• WHAT TO PRODUCE: List all lines of the data containing the word "Drop".

Data excerpts:
%%

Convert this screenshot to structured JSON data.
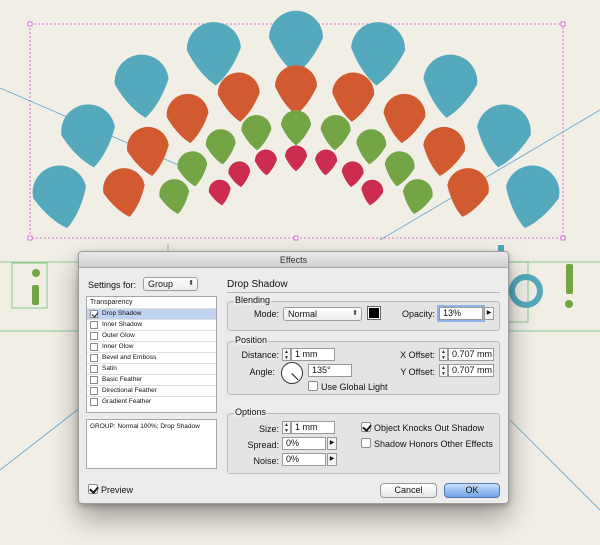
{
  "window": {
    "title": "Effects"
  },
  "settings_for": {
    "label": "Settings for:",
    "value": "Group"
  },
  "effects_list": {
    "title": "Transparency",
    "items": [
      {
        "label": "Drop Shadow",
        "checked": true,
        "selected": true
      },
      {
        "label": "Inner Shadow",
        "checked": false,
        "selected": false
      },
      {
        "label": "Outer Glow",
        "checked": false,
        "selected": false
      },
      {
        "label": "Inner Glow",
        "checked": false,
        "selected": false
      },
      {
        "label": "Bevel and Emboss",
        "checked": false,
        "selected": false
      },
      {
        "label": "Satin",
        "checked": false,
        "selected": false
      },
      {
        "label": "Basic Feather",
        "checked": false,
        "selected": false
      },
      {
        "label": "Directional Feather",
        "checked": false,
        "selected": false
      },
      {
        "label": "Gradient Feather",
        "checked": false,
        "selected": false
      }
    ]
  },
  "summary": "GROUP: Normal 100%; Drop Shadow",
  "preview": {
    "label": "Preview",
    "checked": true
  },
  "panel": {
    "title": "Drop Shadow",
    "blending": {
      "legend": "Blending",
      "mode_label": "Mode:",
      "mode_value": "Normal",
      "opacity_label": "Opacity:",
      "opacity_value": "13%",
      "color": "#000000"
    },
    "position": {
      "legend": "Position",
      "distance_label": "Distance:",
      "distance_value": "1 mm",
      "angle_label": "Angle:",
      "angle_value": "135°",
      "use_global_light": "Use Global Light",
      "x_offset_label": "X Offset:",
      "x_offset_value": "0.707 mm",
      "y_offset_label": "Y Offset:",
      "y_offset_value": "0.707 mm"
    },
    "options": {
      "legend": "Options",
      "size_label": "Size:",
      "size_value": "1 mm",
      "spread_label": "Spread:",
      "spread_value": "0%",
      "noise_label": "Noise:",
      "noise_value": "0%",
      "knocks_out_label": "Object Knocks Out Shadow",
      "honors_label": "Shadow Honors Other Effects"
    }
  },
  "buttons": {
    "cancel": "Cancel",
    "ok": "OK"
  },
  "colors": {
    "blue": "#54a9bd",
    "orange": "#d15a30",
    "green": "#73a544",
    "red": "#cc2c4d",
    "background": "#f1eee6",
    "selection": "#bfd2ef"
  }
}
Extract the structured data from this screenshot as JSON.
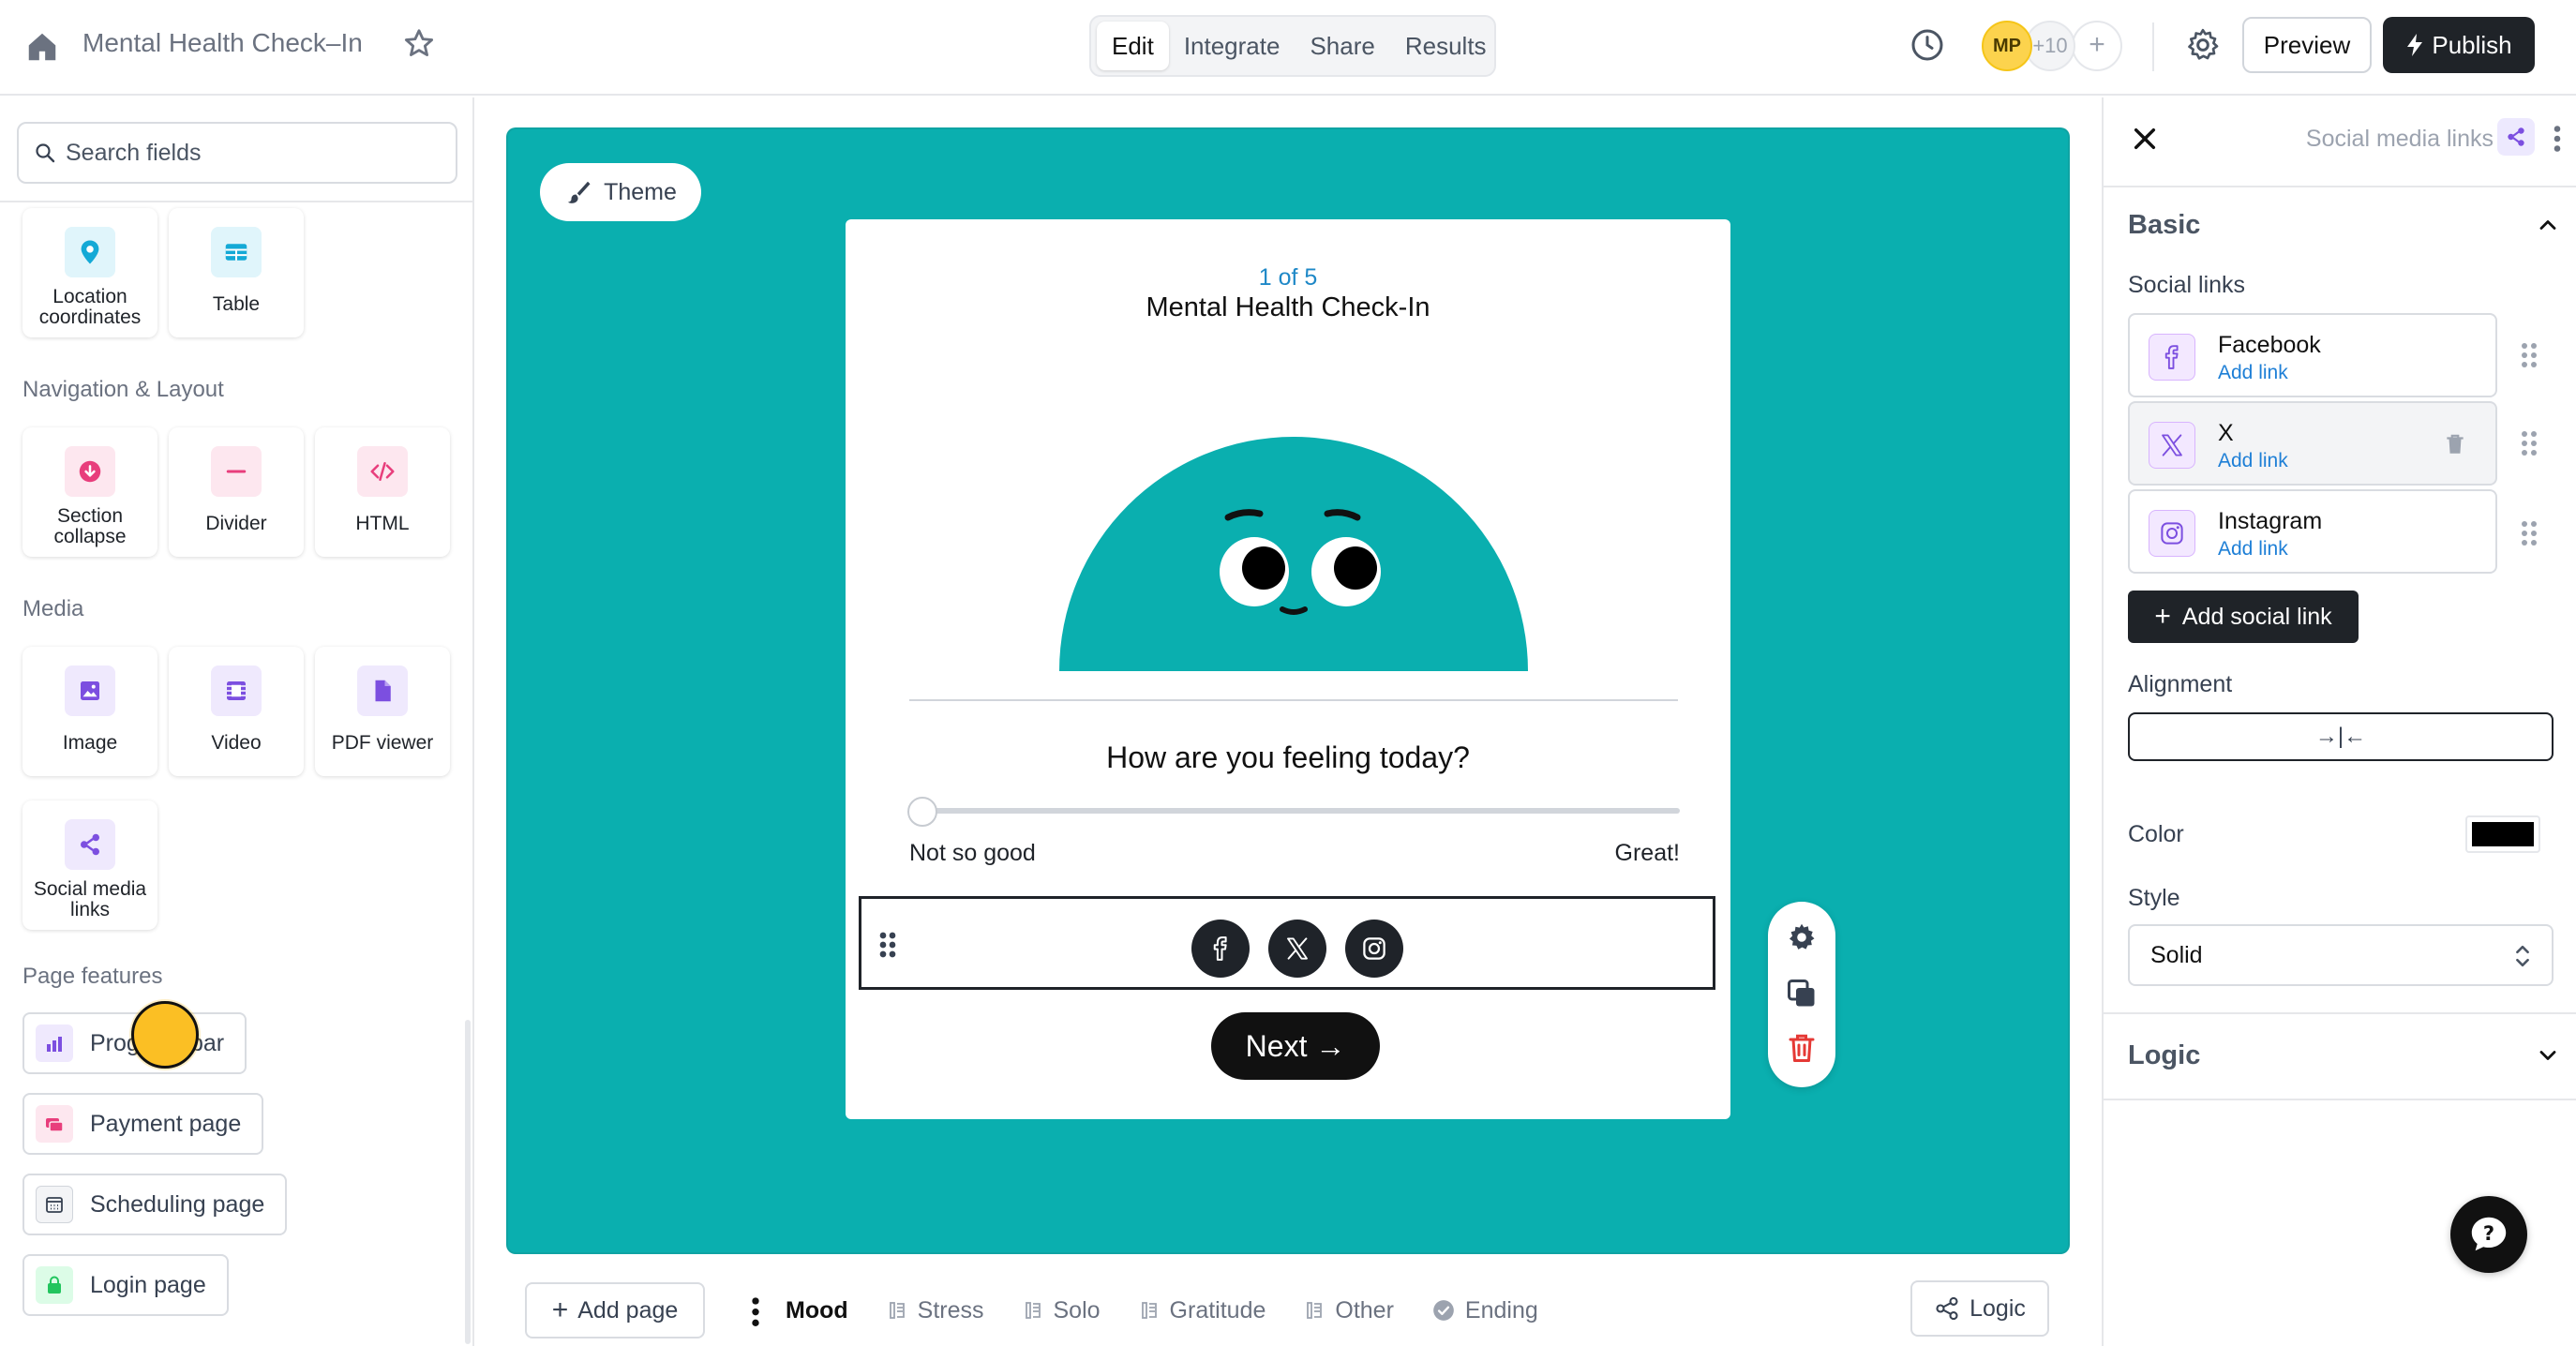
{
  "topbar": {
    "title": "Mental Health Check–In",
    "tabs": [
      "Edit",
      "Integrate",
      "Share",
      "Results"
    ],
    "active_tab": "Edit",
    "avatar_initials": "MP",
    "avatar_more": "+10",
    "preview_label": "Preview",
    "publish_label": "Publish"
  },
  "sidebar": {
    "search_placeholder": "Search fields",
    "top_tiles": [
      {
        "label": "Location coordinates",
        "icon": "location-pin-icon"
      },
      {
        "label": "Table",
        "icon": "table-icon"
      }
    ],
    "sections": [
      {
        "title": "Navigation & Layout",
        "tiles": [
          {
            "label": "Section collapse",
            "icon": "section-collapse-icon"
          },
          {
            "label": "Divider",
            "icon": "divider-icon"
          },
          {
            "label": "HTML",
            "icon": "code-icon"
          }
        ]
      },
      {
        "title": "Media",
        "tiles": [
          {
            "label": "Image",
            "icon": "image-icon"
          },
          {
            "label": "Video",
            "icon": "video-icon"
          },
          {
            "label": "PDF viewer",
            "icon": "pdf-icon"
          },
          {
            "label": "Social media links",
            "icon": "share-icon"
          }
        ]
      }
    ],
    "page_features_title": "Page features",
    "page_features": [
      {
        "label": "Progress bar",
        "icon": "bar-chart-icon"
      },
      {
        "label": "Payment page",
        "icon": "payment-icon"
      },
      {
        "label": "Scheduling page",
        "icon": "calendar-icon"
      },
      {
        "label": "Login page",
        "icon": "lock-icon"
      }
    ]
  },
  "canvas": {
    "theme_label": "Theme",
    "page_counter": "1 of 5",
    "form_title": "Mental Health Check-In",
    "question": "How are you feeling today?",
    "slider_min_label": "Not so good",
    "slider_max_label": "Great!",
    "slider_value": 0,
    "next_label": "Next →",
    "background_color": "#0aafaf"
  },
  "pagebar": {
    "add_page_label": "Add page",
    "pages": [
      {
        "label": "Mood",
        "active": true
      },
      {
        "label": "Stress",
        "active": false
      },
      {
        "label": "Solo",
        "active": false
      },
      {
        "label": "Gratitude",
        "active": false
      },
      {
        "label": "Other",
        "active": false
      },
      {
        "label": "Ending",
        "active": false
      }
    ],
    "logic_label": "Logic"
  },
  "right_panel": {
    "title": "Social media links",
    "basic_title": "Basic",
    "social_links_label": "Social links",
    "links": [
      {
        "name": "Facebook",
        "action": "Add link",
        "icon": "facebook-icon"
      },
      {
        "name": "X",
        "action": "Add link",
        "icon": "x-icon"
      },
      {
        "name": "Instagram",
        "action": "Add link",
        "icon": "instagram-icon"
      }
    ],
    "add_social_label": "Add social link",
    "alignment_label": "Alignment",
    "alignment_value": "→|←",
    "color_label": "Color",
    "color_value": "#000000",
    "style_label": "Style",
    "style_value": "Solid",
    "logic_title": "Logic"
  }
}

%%
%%

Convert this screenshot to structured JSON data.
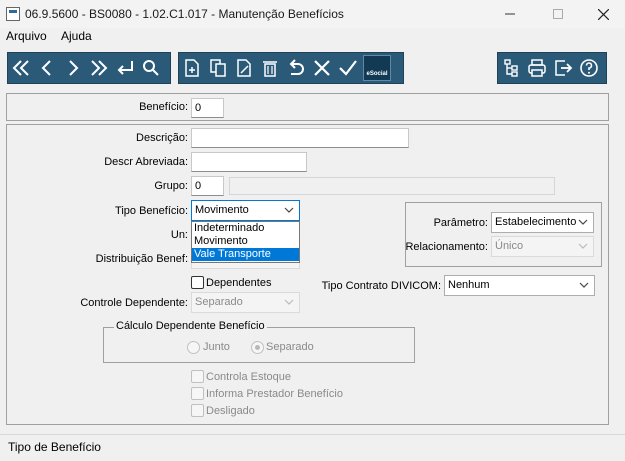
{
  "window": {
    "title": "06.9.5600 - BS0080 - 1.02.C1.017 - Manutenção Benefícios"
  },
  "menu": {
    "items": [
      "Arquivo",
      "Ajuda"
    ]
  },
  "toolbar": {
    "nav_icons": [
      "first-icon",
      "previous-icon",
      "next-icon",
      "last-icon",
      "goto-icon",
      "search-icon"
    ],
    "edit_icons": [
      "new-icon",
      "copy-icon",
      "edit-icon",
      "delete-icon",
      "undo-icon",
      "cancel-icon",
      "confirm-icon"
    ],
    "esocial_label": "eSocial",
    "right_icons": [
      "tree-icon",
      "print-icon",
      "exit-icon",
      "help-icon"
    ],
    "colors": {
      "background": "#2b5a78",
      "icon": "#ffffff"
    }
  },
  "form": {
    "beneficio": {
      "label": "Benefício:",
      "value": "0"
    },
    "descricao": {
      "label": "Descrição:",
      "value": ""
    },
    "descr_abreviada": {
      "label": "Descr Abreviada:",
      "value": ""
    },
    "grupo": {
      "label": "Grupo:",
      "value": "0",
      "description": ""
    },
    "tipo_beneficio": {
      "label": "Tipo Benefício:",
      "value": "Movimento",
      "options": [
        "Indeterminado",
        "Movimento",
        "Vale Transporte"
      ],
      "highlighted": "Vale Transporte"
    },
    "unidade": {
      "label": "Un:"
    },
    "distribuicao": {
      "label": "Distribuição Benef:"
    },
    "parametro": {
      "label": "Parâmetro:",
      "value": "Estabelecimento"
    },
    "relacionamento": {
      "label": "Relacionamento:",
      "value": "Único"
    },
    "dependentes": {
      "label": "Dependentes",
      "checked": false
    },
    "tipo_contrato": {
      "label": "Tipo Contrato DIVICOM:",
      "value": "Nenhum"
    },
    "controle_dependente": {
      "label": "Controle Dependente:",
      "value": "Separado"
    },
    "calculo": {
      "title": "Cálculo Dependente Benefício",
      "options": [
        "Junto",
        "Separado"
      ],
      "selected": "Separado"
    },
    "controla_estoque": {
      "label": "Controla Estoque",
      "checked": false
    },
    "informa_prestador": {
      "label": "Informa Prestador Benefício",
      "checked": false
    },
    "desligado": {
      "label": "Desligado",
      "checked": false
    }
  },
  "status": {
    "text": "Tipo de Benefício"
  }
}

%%

• RESPONSE TO THE EXERCISE:
        "label": "Drop Shadow",
  "summary": "GROUP: Normal 100%; Drop Shadow",
    "title": "Drop Shadow",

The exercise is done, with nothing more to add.